# Instructions for the task
Pictures should not appear in the copy; the records themselves must be written out exactly.
*** Opening Record set ***
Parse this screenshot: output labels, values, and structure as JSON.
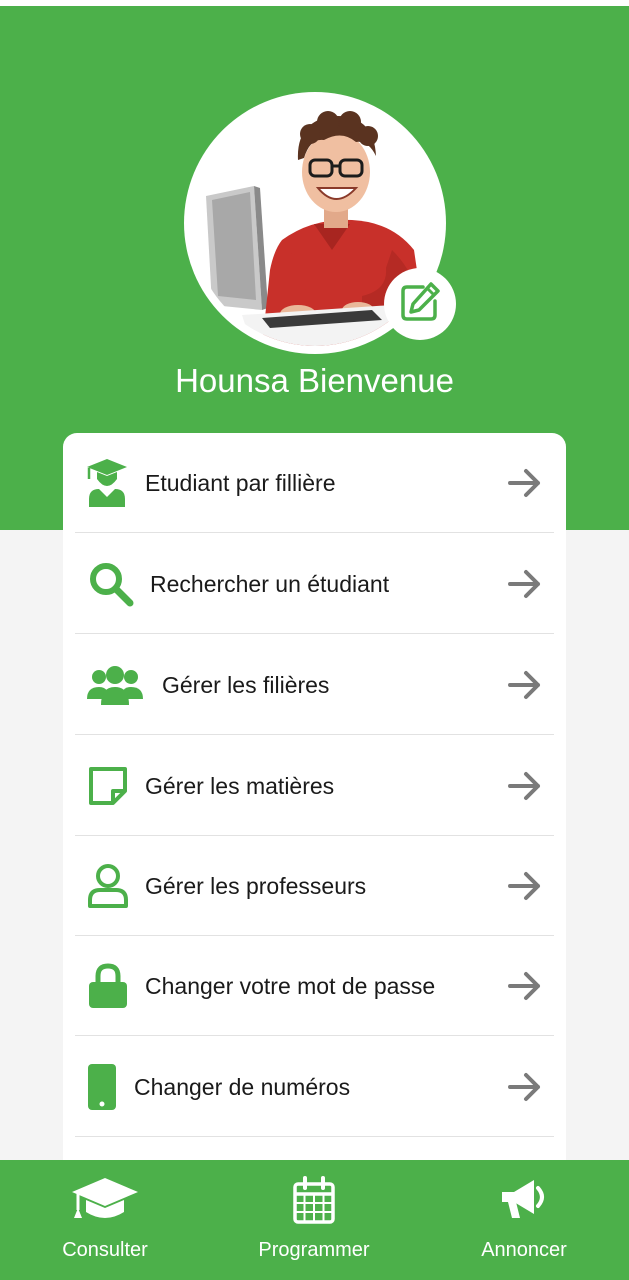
{
  "profile": {
    "welcome_text": "Hounsa Bienvenue",
    "avatar": "student-photo",
    "edit_icon": "edit-icon"
  },
  "menu": {
    "items": [
      {
        "label": "Etudiant par fillière",
        "icon": "graduate-icon"
      },
      {
        "label": "Rechercher un étudiant",
        "icon": "search-icon"
      },
      {
        "label": "Gérer les filières",
        "icon": "users-group-icon"
      },
      {
        "label": "Gérer les matières",
        "icon": "note-icon"
      },
      {
        "label": "Gérer les professeurs",
        "icon": "user-icon"
      },
      {
        "label": "Changer votre mot de passe",
        "icon": "lock-icon"
      },
      {
        "label": "Changer de numéros",
        "icon": "phone-icon"
      }
    ],
    "arrow_icon": "arrow-right-icon"
  },
  "bottom_nav": {
    "items": [
      {
        "label": "Consulter",
        "icon": "graduation-cap-icon"
      },
      {
        "label": "Programmer",
        "icon": "calendar-icon"
      },
      {
        "label": "Annoncer",
        "icon": "megaphone-icon"
      }
    ]
  },
  "colors": {
    "primary": "#4cb04a",
    "background": "#f4f4f4",
    "card": "#ffffff",
    "arrow": "#7a7a7a"
  }
}
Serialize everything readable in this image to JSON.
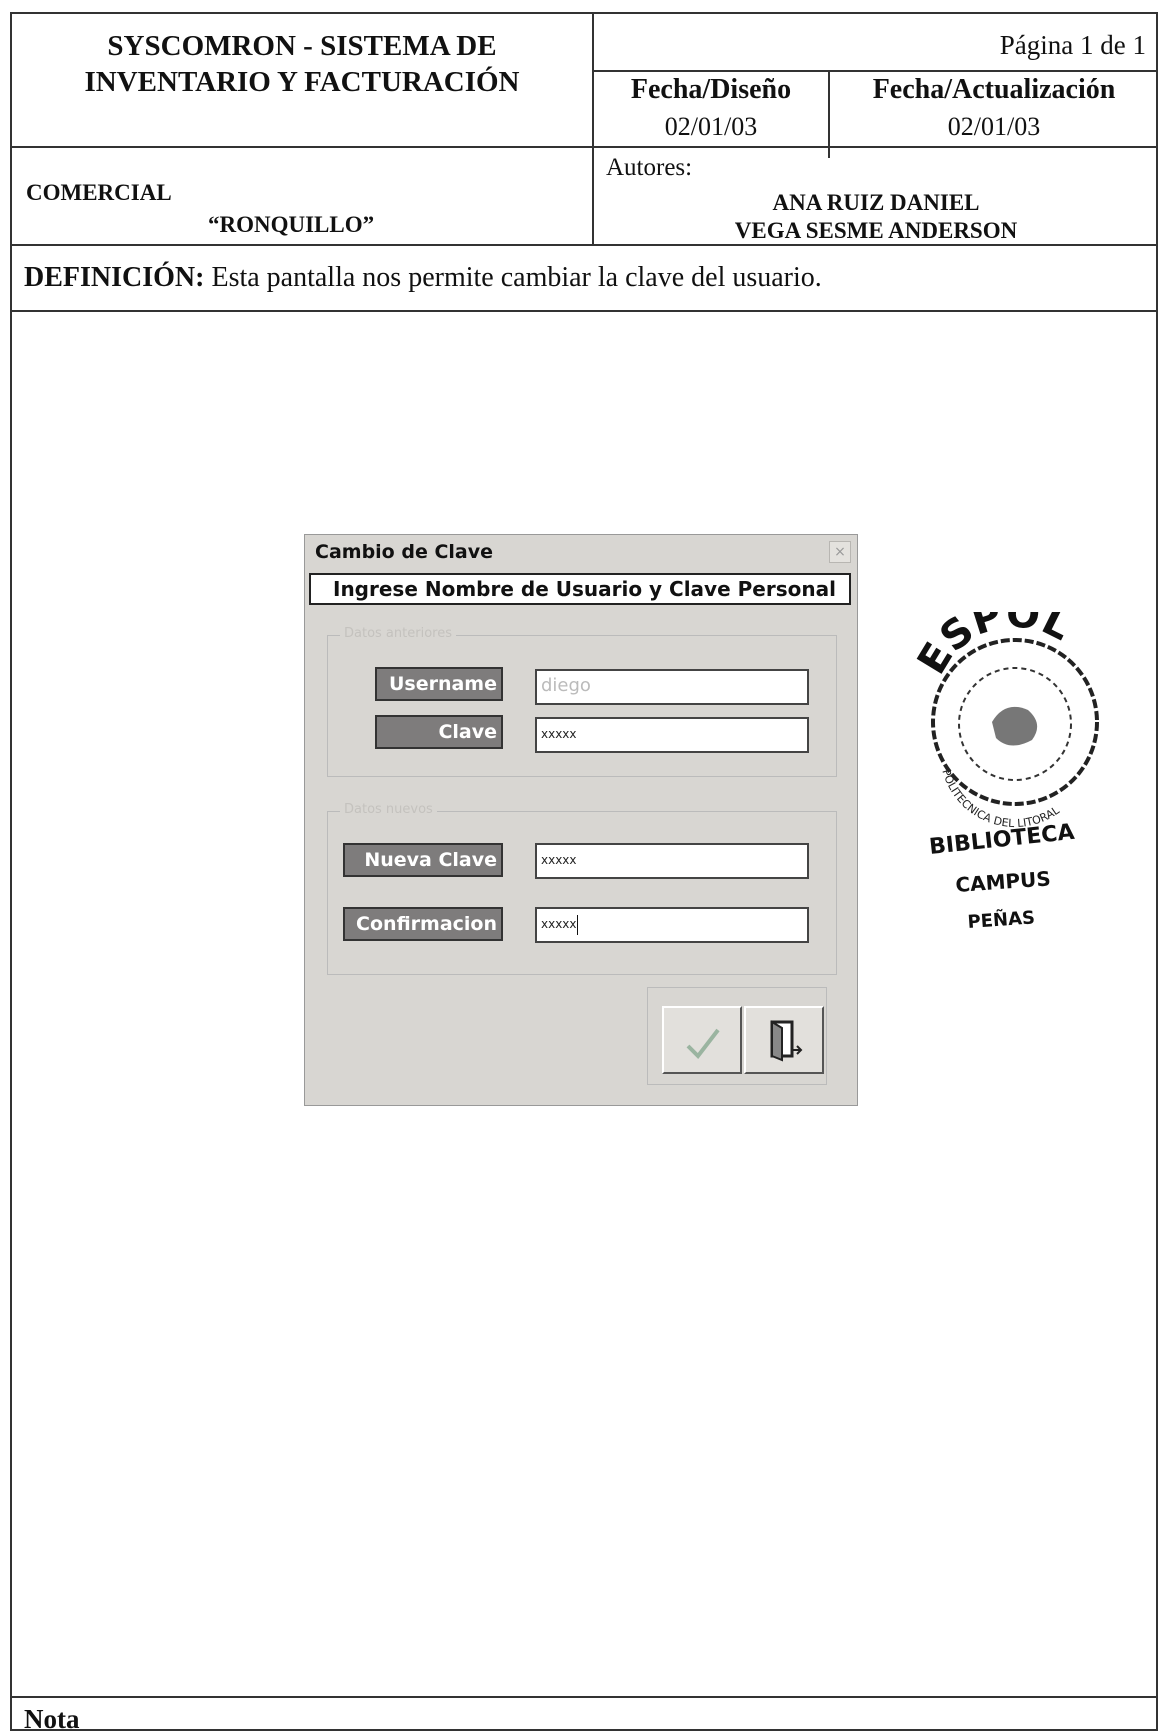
{
  "header": {
    "title_line1": "SYSCOMRON - SISTEMA DE",
    "title_line2": "INVENTARIO Y FACTURACIÓN",
    "pagina": "Página 1 de 1",
    "fecha_diseno_label": "Fecha/Diseño",
    "fecha_diseno_value": "02/01/03",
    "fecha_actualizacion_label": "Fecha/Actualización",
    "fecha_actualizacion_value": "02/01/03",
    "comercial_line1": "COMERCIAL",
    "comercial_line2": "“RONQUILLO”",
    "autores_label": "Autores:",
    "author1": "ANA RUIZ DANIEL",
    "author2": "VEGA SESME ANDERSON"
  },
  "definicion": {
    "label": "DEFINICIÓN:",
    "text": " Esta pantalla nos permite cambiar la clave del usuario."
  },
  "dialog": {
    "title": "Cambio de Clave",
    "close_glyph": "×",
    "subtitle": "Ingrese Nombre de Usuario y Clave Personal",
    "group1_caption": "Datos anteriores",
    "group2_caption": "Datos nuevos",
    "username_label": "Username",
    "username_value": "diego",
    "clave_label": "Clave",
    "clave_value": "xxxxx",
    "nueva_clave_label": "Nueva Clave",
    "nueva_clave_value": "xxxxx",
    "confirmacion_label": "Confirmacion",
    "confirmacion_value": "xxxxx",
    "accept_icon": "checkmark-icon",
    "exit_icon": "exit-door-icon"
  },
  "stamp": {
    "top_text": "ESPOL",
    "arc_text": "POLITECNICA DEL LITORAL",
    "line1": "BIBLIOTECA",
    "line2": "CAMPUS",
    "line3": "PEÑAS"
  },
  "nota": "Nota"
}
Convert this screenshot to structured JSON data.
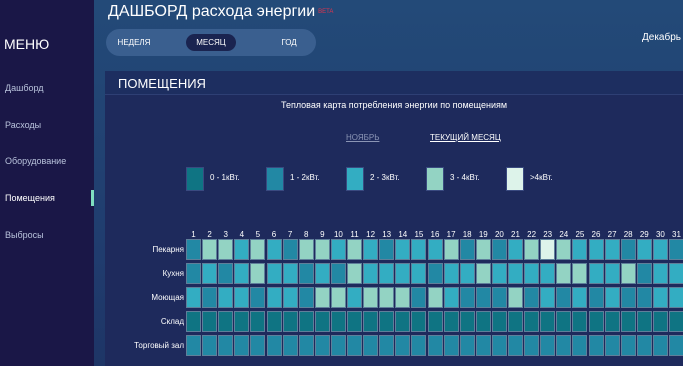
{
  "sidebar": {
    "title": "МЕНЮ",
    "items": [
      {
        "label": "Дашборд",
        "active": false
      },
      {
        "label": "Расходы",
        "active": false
      },
      {
        "label": "Оборудование",
        "active": false
      },
      {
        "label": "Помещения",
        "active": true
      },
      {
        "label": "Выбросы",
        "active": false
      }
    ]
  },
  "header": {
    "title": "ДАШБОРД расхода энергии",
    "badge": "BETA",
    "month": "Декабрь"
  },
  "period_toggle": {
    "options": [
      "НЕДЕЛЯ",
      "МЕСЯЦ",
      "ГОД"
    ],
    "selected": "МЕСЯЦ"
  },
  "panel": {
    "title": "ПОМЕЩЕНИЯ",
    "chart_title": "Тепловая карта потребления энергии по помещениям",
    "links": {
      "previous": "НОЯБРЬ",
      "current": "ТЕКУЩИЙ МЕСЯЦ"
    }
  },
  "legend": [
    {
      "label": "0 - 1кВт.",
      "color": "#0f7483"
    },
    {
      "label": "1 - 2кВт.",
      "color": "#2288a4"
    },
    {
      "label": "2 - 3кВт.",
      "color": "#33adc2"
    },
    {
      "label": "3 - 4кВт.",
      "color": "#93d3c3"
    },
    {
      "label": ">4кВт.",
      "color": "#ddf3ea"
    }
  ],
  "chart_data": {
    "type": "heatmap",
    "title": "Тепловая карта потребления энергии по помещениям",
    "x": [
      "1",
      "2",
      "3",
      "4",
      "5",
      "6",
      "7",
      "8",
      "9",
      "10",
      "11",
      "12",
      "13",
      "14",
      "15",
      "16",
      "17",
      "18",
      "19",
      "20",
      "21",
      "22",
      "23",
      "24",
      "25",
      "26",
      "27",
      "28",
      "29",
      "30",
      "31"
    ],
    "rows": [
      "Пекарня",
      "Кухня",
      "Моющая",
      "Склад",
      "Торговый зал"
    ],
    "levels": [
      [
        1,
        3,
        3,
        2,
        3,
        2,
        1,
        3,
        3,
        2,
        3,
        2,
        1,
        2,
        2,
        2,
        3,
        1,
        3,
        1,
        2,
        3,
        4,
        3,
        2,
        2,
        2,
        1,
        2,
        2,
        1
      ],
      [
        1,
        2,
        1,
        2,
        3,
        2,
        2,
        1,
        2,
        1,
        3,
        2,
        2,
        2,
        2,
        1,
        2,
        2,
        3,
        2,
        2,
        2,
        2,
        3,
        3,
        2,
        2,
        3,
        1,
        2,
        2
      ],
      [
        2,
        1,
        2,
        2,
        1,
        2,
        2,
        1,
        3,
        3,
        2,
        3,
        3,
        3,
        1,
        3,
        2,
        1,
        1,
        1,
        3,
        1,
        2,
        1,
        2,
        1,
        2,
        1,
        1,
        2,
        2
      ],
      [
        0,
        0,
        0,
        0,
        0,
        0,
        0,
        0,
        0,
        0,
        0,
        0,
        0,
        0,
        0,
        0,
        0,
        0,
        0,
        0,
        0,
        0,
        0,
        0,
        0,
        0,
        0,
        0,
        0,
        0,
        0
      ],
      [
        1,
        1,
        1,
        1,
        1,
        1,
        1,
        1,
        1,
        1,
        1,
        1,
        1,
        1,
        1,
        1,
        1,
        1,
        1,
        1,
        1,
        1,
        1,
        1,
        1,
        1,
        1,
        1,
        1,
        1,
        1
      ]
    ],
    "level_labels": [
      "0 - 1кВт.",
      "1 - 2кВт.",
      "2 - 3кВт.",
      "3 - 4кВт.",
      ">4кВт."
    ],
    "colors": [
      "#0f7483",
      "#2288a4",
      "#33adc2",
      "#93d3c3",
      "#ddf3ea"
    ]
  }
}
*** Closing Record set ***
# Answer
Parse this screenshot: output labels, values, and structure as JSON.
{
  "profile": {
    "welcome_text": "Hounsa Bienvenue",
    "avatar": "student-photo",
    "edit_icon": "edit-icon"
  },
  "menu": {
    "items": [
      {
        "label": "Etudiant par fillière",
        "icon": "graduate-icon"
      },
      {
        "label": "Rechercher un étudiant",
        "icon": "search-icon"
      },
      {
        "label": "Gérer les filières",
        "icon": "users-group-icon"
      },
      {
        "label": "Gérer les matières",
        "icon": "note-icon"
      },
      {
        "label": "Gérer les professeurs",
        "icon": "user-icon"
      },
      {
        "label": "Changer votre mot de passe",
        "icon": "lock-icon"
      },
      {
        "label": "Changer de numéros",
        "icon": "phone-icon"
      }
    ],
    "arrow_icon": "arrow-right-icon"
  },
  "bottom_nav": {
    "items": [
      {
        "label": "Consulter",
        "icon": "graduation-cap-icon"
      },
      {
        "label": "Programmer",
        "icon": "calendar-icon"
      },
      {
        "label": "Annoncer",
        "icon": "megaphone-icon"
      }
    ]
  },
  "colors": {
    "primary": "#4cb04a",
    "background": "#f4f4f4",
    "card": "#ffffff",
    "arrow": "#7a7a7a"
  }
}
Serialize everything readable in this image to JSON.
{
  "header": {
    "title_line1": "SYSCOMRON - SISTEMA DE",
    "title_line2": "INVENTARIO Y FACTURACIÓN",
    "pagina": "Página 1 de 1",
    "fecha_diseno_label": "Fecha/Diseño",
    "fecha_diseno_value": "02/01/03",
    "fecha_actualizacion_label": "Fecha/Actualización",
    "fecha_actualizacion_value": "02/01/03",
    "comercial_line1": "COMERCIAL",
    "comercial_line2": "“RONQUILLO”",
    "autores_label": "Autores:",
    "author1": "ANA RUIZ DANIEL",
    "author2": "VEGA SESME ANDERSON"
  },
  "definicion": {
    "label": "DEFINICIÓN:",
    "text": " Esta pantalla nos permite cambiar la clave del usuario."
  },
  "dialog": {
    "title": "Cambio de Clave",
    "close_glyph": "×",
    "subtitle": "Ingrese Nombre de Usuario y Clave Personal",
    "group1_caption": "Datos anteriores",
    "group2_caption": "Datos nuevos",
    "username_label": "Username",
    "username_value": "diego",
    "clave_label": "Clave",
    "clave_value": "xxxxx",
    "nueva_clave_label": "Nueva Clave",
    "nueva_clave_value": "xxxxx",
    "confirmacion_label": "Confirmacion",
    "confirmacion_value": "xxxxx",
    "accept_icon": "checkmark-icon",
    "exit_icon": "exit-door-icon"
  },
  "stamp": {
    "top_text": "ESPOL",
    "arc_text": "POLITECNICA DEL LITORAL",
    "line1": "BIBLIOTECA",
    "line2": "CAMPUS",
    "line3": "PEÑAS"
  },
  "nota": "Nota"
}
Convert this screenshot to structured JSON data.
{
  "sidebar": {
    "title": "МЕНЮ",
    "items": [
      {
        "label": "Дашборд",
        "active": false
      },
      {
        "label": "Расходы",
        "active": false
      },
      {
        "label": "Оборудование",
        "active": false
      },
      {
        "label": "Помещения",
        "active": true
      },
      {
        "label": "Выбросы",
        "active": false
      }
    ]
  },
  "header": {
    "title": "ДАШБОРД расхода энергии",
    "badge": "BETA",
    "month": "Декабрь"
  },
  "period_toggle": {
    "options": [
      "НЕДЕЛЯ",
      "МЕСЯЦ",
      "ГОД"
    ],
    "selected": "МЕСЯЦ"
  },
  "panel": {
    "title": "ПОМЕЩЕНИЯ",
    "chart_title": "Тепловая карта потребления энергии по помещениям",
    "links": {
      "previous": "НОЯБРЬ",
      "current": "ТЕКУЩИЙ МЕСЯЦ"
    }
  },
  "legend": [
    {
      "label": "0 - 1кВт.",
      "color": "#0f7483"
    },
    {
      "label": "1 - 2кВт.",
      "color": "#2288a4"
    },
    {
      "label": "2 - 3кВт.",
      "color": "#33adc2"
    },
    {
      "label": "3 - 4кВт.",
      "color": "#93d3c3"
    },
    {
      "label": ">4кВт.",
      "color": "#ddf3ea"
    }
  ],
  "chart_data": {
    "type": "heatmap",
    "title": "Тепловая карта потребления энергии по помещениям",
    "x": [
      "1",
      "2",
      "3",
      "4",
      "5",
      "6",
      "7",
      "8",
      "9",
      "10",
      "11",
      "12",
      "13",
      "14",
      "15",
      "16",
      "17",
      "18",
      "19",
      "20",
      "21",
      "22",
      "23",
      "24",
      "25",
      "26",
      "27",
      "28",
      "29",
      "30",
      "31"
    ],
    "rows": [
      "Пекарня",
      "Кухня",
      "Моющая",
      "Склад",
      "Торговый зал"
    ],
    "levels": [
      [
        1,
        3,
        3,
        2,
        3,
        2,
        1,
        3,
        3,
        2,
        3,
        2,
        1,
        2,
        2,
        2,
        3,
        1,
        3,
        1,
        2,
        3,
        4,
        3,
        2,
        2,
        2,
        1,
        2,
        2,
        1
      ],
      [
        1,
        2,
        1,
        2,
        3,
        2,
        2,
        1,
        2,
        1,
        3,
        2,
        2,
        2,
        2,
        1,
        2,
        2,
        3,
        2,
        2,
        2,
        2,
        3,
        3,
        2,
        2,
        3,
        1,
        2,
        2
      ],
      [
        2,
        1,
        2,
        2,
        1,
        2,
        2,
        1,
        3,
        3,
        2,
        3,
        3,
        3,
        1,
        3,
        2,
        1,
        1,
        1,
        3,
        1,
        2,
        1,
        2,
        1,
        2,
        1,
        1,
        2,
        2
      ],
      [
        0,
        0,
        0,
        0,
        0,
        0,
        0,
        0,
        0,
        0,
        0,
        0,
        0,
        0,
        0,
        0,
        0,
        0,
        0,
        0,
        0,
        0,
        0,
        0,
        0,
        0,
        0,
        0,
        0,
        0,
        0
      ],
      [
        1,
        1,
        1,
        1,
        1,
        1,
        1,
        1,
        1,
        1,
        1,
        1,
        1,
        1,
        1,
        1,
        1,
        1,
        1,
        1,
        1,
        1,
        1,
        1,
        1,
        1,
        1,
        1,
        1,
        1,
        1
      ]
    ],
    "level_labels": [
      "0 - 1кВт.",
      "1 - 2кВт.",
      "2 - 3кВт.",
      "3 - 4кВт.",
      ">4кВт."
    ],
    "colors": [
      "#0f7483",
      "#2288a4",
      "#33adc2",
      "#93d3c3",
      "#ddf3ea"
    ]
  }
}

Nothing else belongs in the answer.